Thank Constantine it's Friday
By seapegasus on Oct 12, 2007
- ... It may have been God who invented the seven-day week, but Constantine I was the one who actually installed it 1700 years ago?
- ... The year 2000 was actually one of the least likely dates for the world to end?
- ... The Romans used to have 10 months per year with 30 or 31 days each? The missing (roughly 61) days in the end were just declared "winter".
- ... The year used to start in March? It ended with the above mentioned 2 months of winter, from which we today got January and February (after we kicked a rather confused leap-month, Mercedonius). This is why the leap-day is added in February -- at the former end of the year.
- ... The months September, October, November, and December are named after the Latin words for seventh, eighth, ninth, and tenth. However, September isn't the seventh, but the ninth month (etc). This is why this has been pretty much a useless fact since 153 BC, when the beginning of the year was moved to January -- for 'administrative' reasons.
- ... There even used to be numbered months called Quintilis and Sextilis (the fifth and the sixth)? They corresponded to our July and August (you guessed it, the seventh and the eighth). They were renamed in honor of the Calendar Service Packs Version 1 and 2 released by Julius Caesar and Augustus. Of course you cannot dedicate a lame 30-day month to an emperor; not after another emperor just got a whole cool 31-day month. So Augustus changed the days-per-month so his month could have 31 days too, resulting in the irregular 28/29-30-31-day pattern we have now.
Speaking of which: The above article mentions a pretty confusing English mnemonic, "Thirty days hath September...", to memorize the days per month. WTF? Never heard of it. You know what we learned at school?
Make a fist and look at your knuckles. Start at one knuckle (say, the one below the index finger). Count either a "hilltop" or a "valley" (between the knuckles) for each month. At the last knuckle (below the pinkie finger), you count the hilltop twice, and go back the same way. December will land you on the knuckle below the middle finger.
So what do you get? January, March, May, July, August, October, December are on a "hilltop"; February, April, June, September, November are in a "valley". Rule? Hilltop = 31 days, valley = 30 days, with exception of February. Much easier and more reliable. At least until the next emperor knuckles the whole system in the head.
I once read a fantasy story, the six fingers of time, about a guy who learned to fade into a time dimension 60 times faster than ours. He had the theory that the Babylonians (and other people from this dimension), who basically invented 'modern' time measurement, must have had 12 fingers. Or why else should they have used the dozen (12), the gross (144), 60 minutes (12\*5) per hour, and 24 hours (12\*2) per day, etc? Obviously it was as easy for them to count with 6 and 12 as it is for us to count with 5 and 10 -- right?
Well, there is a very simple explanation that doesn't require 12 fingers. All you need is 12 phalanges!

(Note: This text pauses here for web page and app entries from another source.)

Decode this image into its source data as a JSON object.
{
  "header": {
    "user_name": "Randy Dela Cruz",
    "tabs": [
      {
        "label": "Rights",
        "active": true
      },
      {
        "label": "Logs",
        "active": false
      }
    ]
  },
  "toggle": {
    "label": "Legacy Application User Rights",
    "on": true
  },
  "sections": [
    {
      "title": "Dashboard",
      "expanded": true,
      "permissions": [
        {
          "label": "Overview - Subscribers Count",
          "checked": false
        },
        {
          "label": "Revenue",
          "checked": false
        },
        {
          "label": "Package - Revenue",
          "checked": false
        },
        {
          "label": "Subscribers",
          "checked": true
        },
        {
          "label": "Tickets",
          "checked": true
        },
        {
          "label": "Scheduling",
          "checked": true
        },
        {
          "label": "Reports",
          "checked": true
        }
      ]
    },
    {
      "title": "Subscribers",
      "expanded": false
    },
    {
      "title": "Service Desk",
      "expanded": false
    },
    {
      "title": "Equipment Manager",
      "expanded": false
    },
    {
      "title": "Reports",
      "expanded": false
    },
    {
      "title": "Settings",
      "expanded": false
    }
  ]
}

A guy called Scott Reynen puts it very nicely on his page:
"The twelve months on our calendars, twelve hours on our clocks, and twelve inches to a foot all suggest a duodecimal (base twelve) number system, possibly derived from the twelve [phalanges] on the fingers of one hand (not counting the thumb). Duodecimal math is actually simpler than decimal math because twelve has more factors than ten."
Try it: Use the thumb as the pointer and point at the index finger's tip for one, its middle phalanx for two and the base phalanx for three, and so on. The base phalanx of the pinkie finger corresponds to twelve. This way you easily count up to twelve with one hand, while everybody else with the lame 5-finger system only counts up to 5! How stupid is that? Since I read this theory, I started counting with phalanges too, just to freak out the on-lookers with my incredible single-handed counting ability.
You think the geeks' binary system is cool, where you count up to 16 by the fingers of one hand? Oh yeah? Well, the phalanx method at least doesn't make you to use a middle finger gesture for the number 4. :-P